* _PROBLEM STATEMENT_: Search the entries below for the word "Agentes" and copy every line where it appears.

[Data records]
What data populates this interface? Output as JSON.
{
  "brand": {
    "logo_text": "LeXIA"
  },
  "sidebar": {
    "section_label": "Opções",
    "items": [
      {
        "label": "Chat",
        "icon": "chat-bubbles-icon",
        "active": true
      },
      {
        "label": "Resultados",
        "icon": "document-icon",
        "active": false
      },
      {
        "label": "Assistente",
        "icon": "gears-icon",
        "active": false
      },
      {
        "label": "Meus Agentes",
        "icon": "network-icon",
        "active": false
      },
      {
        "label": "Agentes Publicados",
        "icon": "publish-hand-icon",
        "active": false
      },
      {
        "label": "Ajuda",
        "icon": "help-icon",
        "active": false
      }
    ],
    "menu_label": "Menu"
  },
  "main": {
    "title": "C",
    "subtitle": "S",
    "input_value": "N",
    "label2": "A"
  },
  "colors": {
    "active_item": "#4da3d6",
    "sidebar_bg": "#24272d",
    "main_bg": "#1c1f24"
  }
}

* _EXERCISE RESPONSE_:
        "label": "Meus Agentes",
        "label": "Agentes Publicados",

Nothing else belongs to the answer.